(Required work):
Pictures must be dropped from the copy of the entries below; all else is returned exactly.

(Exercise data):
↓

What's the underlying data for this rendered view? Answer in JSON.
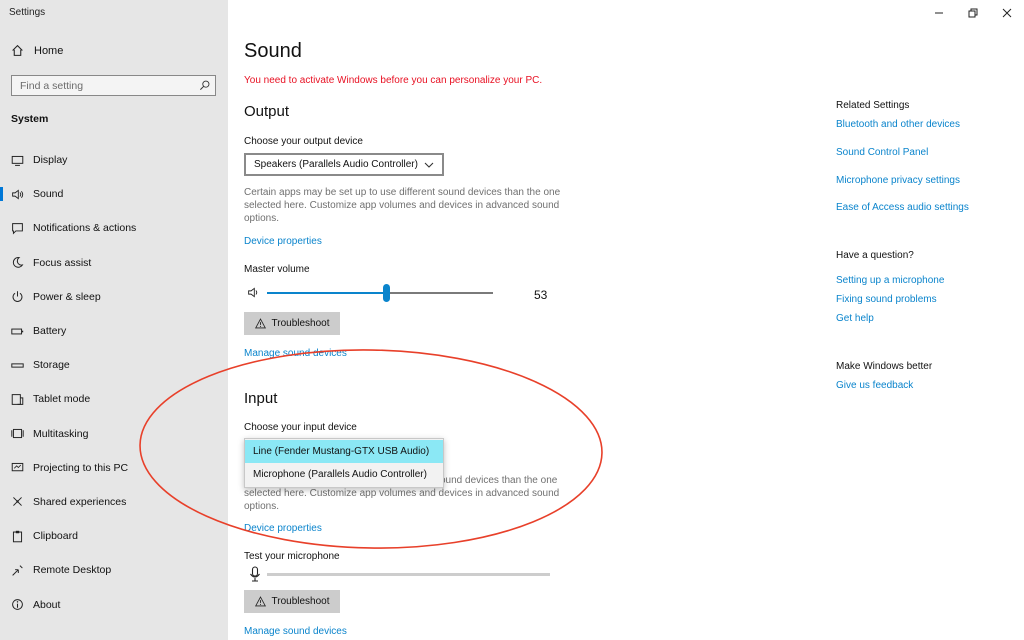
{
  "window": {
    "title": "Settings",
    "controls": [
      "minimize",
      "restore",
      "close"
    ]
  },
  "sidebar": {
    "home_label": "Home",
    "search_placeholder": "Find a setting",
    "section": "System",
    "items": [
      {
        "label": "Display",
        "icon": "display-icon"
      },
      {
        "label": "Sound",
        "icon": "speaker-icon",
        "active": true
      },
      {
        "label": "Notifications & actions",
        "icon": "notification-icon"
      },
      {
        "label": "Focus assist",
        "icon": "moon-icon"
      },
      {
        "label": "Power & sleep",
        "icon": "power-icon"
      },
      {
        "label": "Battery",
        "icon": "battery-icon"
      },
      {
        "label": "Storage",
        "icon": "storage-icon"
      },
      {
        "label": "Tablet mode",
        "icon": "tablet-icon"
      },
      {
        "label": "Multitasking",
        "icon": "multitasking-icon"
      },
      {
        "label": "Projecting to this PC",
        "icon": "project-icon"
      },
      {
        "label": "Shared experiences",
        "icon": "shared-icon"
      },
      {
        "label": "Clipboard",
        "icon": "clipboard-icon"
      },
      {
        "label": "Remote Desktop",
        "icon": "remote-icon"
      },
      {
        "label": "About",
        "icon": "info-icon"
      }
    ]
  },
  "main": {
    "title": "Sound",
    "activation_warning": "You need to activate Windows before you can personalize your PC.",
    "output": {
      "heading": "Output",
      "device_label": "Choose your output device",
      "device_value": "Speakers (Parallels Audio Controller)",
      "description": "Certain apps may be set up to use different sound devices than the one selected here. Customize app volumes and devices in advanced sound options.",
      "device_properties": "Device properties",
      "volume_label": "Master volume",
      "volume_value": "53",
      "volume_fraction": 0.53,
      "troubleshoot": "Troubleshoot",
      "manage_devices": "Manage sound devices"
    },
    "input": {
      "heading": "Input",
      "device_label": "Choose your input device",
      "options": [
        {
          "label": "Line (Fender Mustang-GTX USB Audio)",
          "selected": true
        },
        {
          "label": "Microphone (Parallels Audio Controller)",
          "selected": false
        }
      ],
      "description_line1_visible": "ound devices than the one",
      "description_rest": "selected here. Customize app volumes and devices in advanced sound options.",
      "device_properties": "Device properties",
      "test_label": "Test your microphone",
      "mic_level": 0,
      "troubleshoot": "Troubleshoot",
      "manage_devices": "Manage sound devices"
    }
  },
  "related": {
    "heading": "Related Settings",
    "links": [
      "Bluetooth and other devices",
      "Sound Control Panel",
      "Microphone privacy settings",
      "Ease of Access audio settings"
    ],
    "question_heading": "Have a question?",
    "question_links": [
      "Setting up a microphone",
      "Fixing sound problems",
      "Get help"
    ],
    "better_heading": "Make Windows better",
    "better_links": [
      "Give us feedback"
    ]
  },
  "colors": {
    "accent": "#0078d7",
    "link": "#0a84cc",
    "warning": "#e81123",
    "sidebar_bg": "#e6e6e6",
    "dropdown_selected": "#8be8f5",
    "annotation": "#e8402a"
  }
}
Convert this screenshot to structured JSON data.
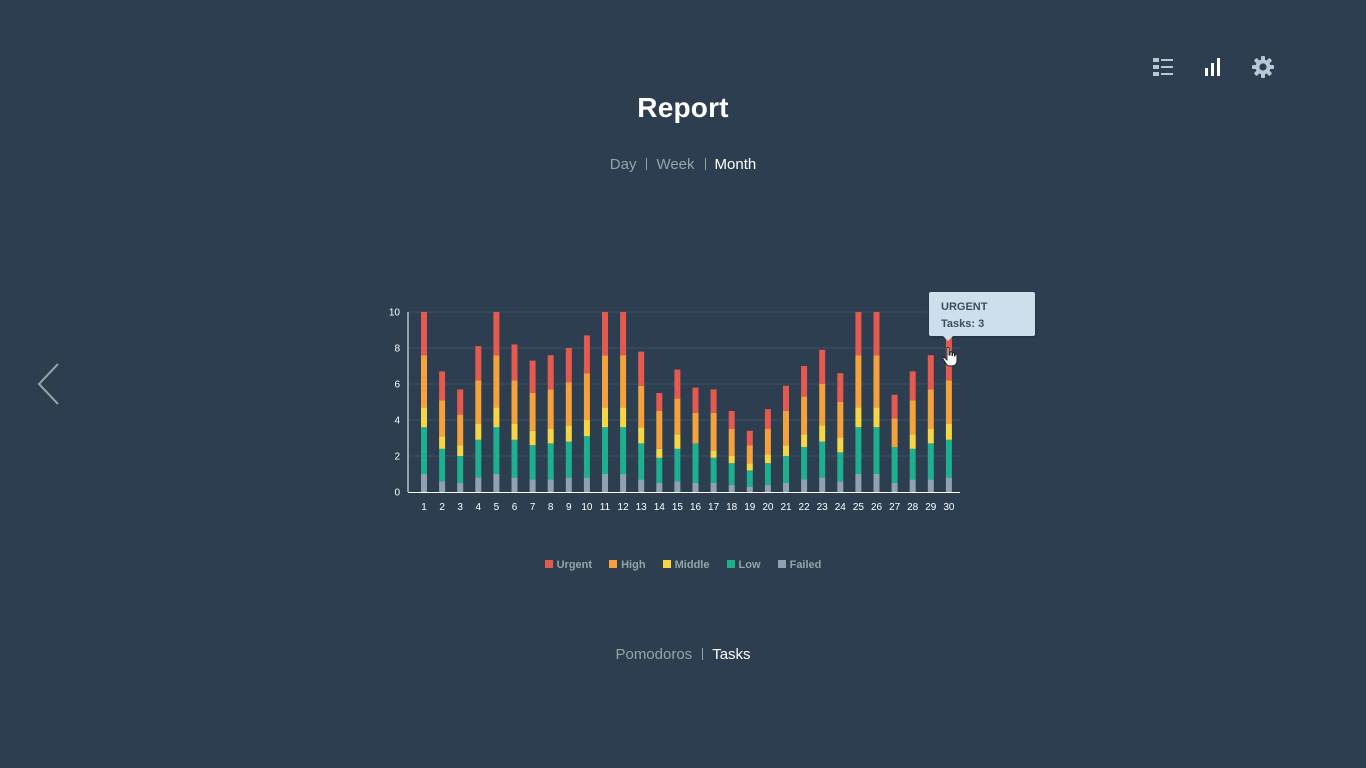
{
  "toolbar": {
    "icons": [
      "list-icon",
      "bar-chart-icon",
      "gear-icon"
    ]
  },
  "header": {
    "title": "Report"
  },
  "period_tabs": [
    {
      "label": "Day",
      "active": false
    },
    {
      "label": "Week",
      "active": false
    },
    {
      "label": "Month",
      "active": true
    }
  ],
  "metric_tabs": [
    {
      "label": "Pomodoros",
      "active": false
    },
    {
      "label": "Tasks",
      "active": true
    }
  ],
  "tooltip": {
    "title": "URGENT",
    "text": "Tasks: 3"
  },
  "legend": [
    {
      "label": "Urgent",
      "color": "#e55a4e"
    },
    {
      "label": "High",
      "color": "#f5a13c"
    },
    {
      "label": "Middle",
      "color": "#f7d646"
    },
    {
      "label": "Low",
      "color": "#1eaf8f"
    },
    {
      "label": "Failed",
      "color": "#8fa2b4"
    }
  ],
  "colors": {
    "background": "#2c3e50",
    "text_muted": "#95a5a6",
    "grid": "#3e5366"
  },
  "chart_data": {
    "type": "bar",
    "stacked": true,
    "categories": [
      "1",
      "2",
      "3",
      "4",
      "5",
      "6",
      "7",
      "8",
      "9",
      "10",
      "11",
      "12",
      "13",
      "14",
      "15",
      "16",
      "17",
      "18",
      "19",
      "20",
      "21",
      "22",
      "23",
      "24",
      "25",
      "26",
      "27",
      "28",
      "29",
      "30"
    ],
    "series": [
      {
        "name": "Failed",
        "color": "#8fa2b4",
        "values": [
          1,
          0.6,
          0.5,
          0.8,
          1,
          0.8,
          0.7,
          0.7,
          0.8,
          0.8,
          1,
          1,
          0.7,
          0.5,
          0.6,
          0.5,
          0.5,
          0.4,
          0.3,
          0.4,
          0.5,
          0.7,
          0.8,
          0.6,
          1,
          1,
          0.5,
          0.7,
          0.7,
          0.8
        ]
      },
      {
        "name": "Low",
        "color": "#1eaf8f",
        "values": [
          2.6,
          1.8,
          1.5,
          2.1,
          2.6,
          2.1,
          1.9,
          2,
          2,
          2.3,
          2.6,
          2.6,
          2,
          1.4,
          1.8,
          2.2,
          1.4,
          1.2,
          0.9,
          1.2,
          1.5,
          1.8,
          2,
          1.6,
          2.6,
          2.6,
          2,
          1.7,
          2,
          2.1
        ]
      },
      {
        "name": "Middle",
        "color": "#f7d646",
        "values": [
          1.1,
          0.7,
          0.6,
          0.9,
          1.1,
          0.9,
          0.8,
          0.8,
          0.9,
          0.9,
          1.1,
          1.1,
          0.9,
          0.5,
          0.8,
          0,
          0.4,
          0.4,
          0.4,
          0.5,
          0.6,
          0.7,
          0.9,
          0.8,
          1.1,
          1.1,
          0,
          0.8,
          0.8,
          0.9
        ]
      },
      {
        "name": "High",
        "color": "#f5a13c",
        "values": [
          2.9,
          2,
          1.7,
          2.4,
          2.9,
          2.4,
          2.1,
          2.2,
          2.4,
          2.6,
          2.9,
          2.9,
          2.3,
          2.1,
          2,
          1.7,
          2.1,
          1.5,
          1,
          1.4,
          1.9,
          2.1,
          2.3,
          2,
          2.9,
          2.9,
          1.6,
          1.9,
          2.2,
          2.4
        ]
      },
      {
        "name": "Urgent",
        "color": "#e55a4e",
        "values": [
          2.4,
          1.6,
          1.4,
          1.9,
          2.4,
          2,
          1.8,
          1.9,
          1.9,
          2.1,
          2.4,
          2.4,
          1.9,
          1,
          1.6,
          1.4,
          1.3,
          1,
          0.8,
          1.1,
          1.4,
          1.7,
          1.9,
          1.6,
          2.4,
          2.4,
          1.3,
          1.6,
          1.9,
          3
        ]
      }
    ],
    "ylim": [
      0,
      10
    ],
    "yticks": [
      "0",
      "2",
      "4",
      "6",
      "8",
      "10"
    ],
    "grid": true,
    "legend_position": "bottom"
  }
}
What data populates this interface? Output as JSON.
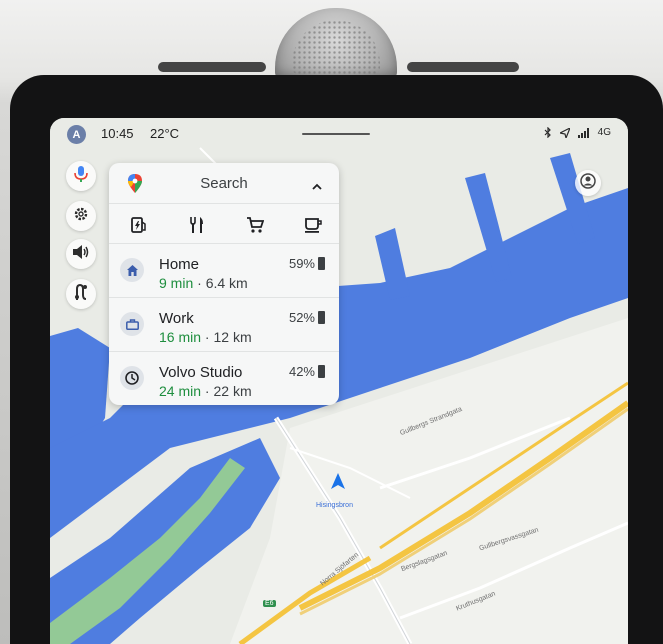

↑

(Exercise solution):
What's the underlying data for this rendered view? Answer in JSON.
{
  "window": {
    "title": "Settings",
    "controls": [
      "minimize",
      "restore",
      "close"
    ]
  },
  "sidebar": {
    "home_label": "Home",
    "search_placeholder": "Find a setting",
    "section": "System",
    "items": [
      {
        "label": "Display",
        "icon": "display-icon"
      },
      {
        "label": "Sound",
        "icon": "speaker-icon",
        "active": true
      },
      {
        "label": "Notifications & actions",
        "icon": "notification-icon"
      },
      {
        "label": "Focus assist",
        "icon": "moon-icon"
      },
      {
        "label": "Power & sleep",
        "icon": "power-icon"
      },
      {
        "label": "Battery",
        "icon": "battery-icon"
      },
      {
        "label": "Storage",
        "icon": "storage-icon"
      },
      {
        "label": "Tablet mode",
        "icon": "tablet-icon"
      },
      {
        "label": "Multitasking",
        "icon": "multitasking-icon"
      },
      {
        "label": "Projecting to this PC",
        "icon": "project-icon"
      },
      {
        "label": "Shared experiences",
        "icon": "shared-icon"
      },
      {
        "label": "Clipboard",
        "icon": "clipboard-icon"
      },
      {
        "label": "Remote Desktop",
        "icon": "remote-icon"
      },
      {
        "label": "About",
        "icon": "info-icon"
      }
    ]
  },
  "main": {
    "title": "Sound",
    "activation_warning": "You need to activate Windows before you can personalize your PC.",
    "output": {
      "heading": "Output",
      "device_label": "Choose your output device",
      "device_value": "Speakers (Parallels Audio Controller)",
      "description": "Certain apps may be set up to use different sound devices than the one selected here. Customize app volumes and devices in advanced sound options.",
      "device_properties": "Device properties",
      "volume_label": "Master volume",
      "volume_value": "53",
      "volume_fraction": 0.53,
      "troubleshoot": "Troubleshoot",
      "manage_devices": "Manage sound devices"
    },
    "input": {
      "heading": "Input",
      "device_label": "Choose your input device",
      "options": [
        {
          "label": "Line (Fender Mustang-GTX USB Audio)",
          "selected": true
        },
        {
          "label": "Microphone (Parallels Audio Controller)",
          "selected": false
        }
      ],
      "description_line1_visible": "ound devices than the one",
      "description_rest": "selected here. Customize app volumes and devices in advanced sound options.",
      "device_properties": "Device properties",
      "test_label": "Test your microphone",
      "mic_level": 0,
      "troubleshoot": "Troubleshoot",
      "manage_devices": "Manage sound devices"
    }
  },
  "related": {
    "heading": "Related Settings",
    "links": [
      "Bluetooth and other devices",
      "Sound Control Panel",
      "Microphone privacy settings",
      "Ease of Access audio settings"
    ],
    "question_heading": "Have a question?",
    "question_links": [
      "Setting up a microphone",
      "Fixing sound problems",
      "Get help"
    ],
    "better_heading": "Make Windows better",
    "better_links": [
      "Give us feedback"
    ]
  },
  "colors": {
    "accent": "#0078d7",
    "link": "#0a84cc",
    "warning": "#e81123",
    "sidebar_bg": "#e6e6e6",
    "dropdown_selected": "#8be8f5",
    "annotation": "#e8402a"
  }
}
Convert this screenshot to structured JSON data.
{
  "toolbar": {
    "icons": [
      "list-icon",
      "bar-chart-icon",
      "gear-icon"
    ]
  },
  "header": {
    "title": "Report"
  },
  "period_tabs": [
    {
      "label": "Day",
      "active": false
    },
    {
      "label": "Week",
      "active": false
    },
    {
      "label": "Month",
      "active": true
    }
  ],
  "metric_tabs": [
    {
      "label": "Pomodoros",
      "active": false
    },
    {
      "label": "Tasks",
      "active": true
    }
  ],
  "tooltip": {
    "title": "URGENT",
    "text": "Tasks: 3"
  },
  "legend": [
    {
      "label": "Urgent",
      "color": "#e55a4e"
    },
    {
      "label": "High",
      "color": "#f5a13c"
    },
    {
      "label": "Middle",
      "color": "#f7d646"
    },
    {
      "label": "Low",
      "color": "#1eaf8f"
    },
    {
      "label": "Failed",
      "color": "#8fa2b4"
    }
  ],
  "colors": {
    "background": "#2c3e50",
    "text_muted": "#95a5a6",
    "grid": "#3e5366"
  },
  "chart_data": {
    "type": "bar",
    "stacked": true,
    "categories": [
      "1",
      "2",
      "3",
      "4",
      "5",
      "6",
      "7",
      "8",
      "9",
      "10",
      "11",
      "12",
      "13",
      "14",
      "15",
      "16",
      "17",
      "18",
      "19",
      "20",
      "21",
      "22",
      "23",
      "24",
      "25",
      "26",
      "27",
      "28",
      "29",
      "30"
    ],
    "series": [
      {
        "name": "Failed",
        "color": "#8fa2b4",
        "values": [
          1,
          0.6,
          0.5,
          0.8,
          1,
          0.8,
          0.7,
          0.7,
          0.8,
          0.8,
          1,
          1,
          0.7,
          0.5,
          0.6,
          0.5,
          0.5,
          0.4,
          0.3,
          0.4,
          0.5,
          0.7,
          0.8,
          0.6,
          1,
          1,
          0.5,
          0.7,
          0.7,
          0.8
        ]
      },
      {
        "name": "Low",
        "color": "#1eaf8f",
        "values": [
          2.6,
          1.8,
          1.5,
          2.1,
          2.6,
          2.1,
          1.9,
          2,
          2,
          2.3,
          2.6,
          2.6,
          2,
          1.4,
          1.8,
          2.2,
          1.4,
          1.2,
          0.9,
          1.2,
          1.5,
          1.8,
          2,
          1.6,
          2.6,
          2.6,
          2,
          1.7,
          2,
          2.1
        ]
      },
      {
        "name": "Middle",
        "color": "#f7d646",
        "values": [
          1.1,
          0.7,
          0.6,
          0.9,
          1.1,
          0.9,
          0.8,
          0.8,
          0.9,
          0.9,
          1.1,
          1.1,
          0.9,
          0.5,
          0.8,
          0,
          0.4,
          0.4,
          0.4,
          0.5,
          0.6,
          0.7,
          0.9,
          0.8,
          1.1,
          1.1,
          0,
          0.8,
          0.8,
          0.9
        ]
      },
      {
        "name": "High",
        "color": "#f5a13c",
        "values": [
          2.9,
          2,
          1.7,
          2.4,
          2.9,
          2.4,
          2.1,
          2.2,
          2.4,
          2.6,
          2.9,
          2.9,
          2.3,
          2.1,
          2,
          1.7,
          2.1,
          1.5,
          1,
          1.4,
          1.9,
          2.1,
          2.3,
          2,
          2.9,
          2.9,
          1.6,
          1.9,
          2.2,
          2.4
        ]
      },
      {
        "name": "Urgent",
        "color": "#e55a4e",
        "values": [
          2.4,
          1.6,
          1.4,
          1.9,
          2.4,
          2,
          1.8,
          1.9,
          1.9,
          2.1,
          2.4,
          2.4,
          1.9,
          1,
          1.6,
          1.4,
          1.3,
          1,
          0.8,
          1.1,
          1.4,
          1.7,
          1.9,
          1.6,
          2.4,
          2.4,
          1.3,
          1.6,
          1.9,
          3
        ]
      }
    ],
    "ylim": [
      0,
      10
    ],
    "yticks": [
      "0",
      "2",
      "4",
      "6",
      "8",
      "10"
    ],
    "grid": true,
    "legend_position": "bottom"
  }
}
What data populates this interface? Output as JSON.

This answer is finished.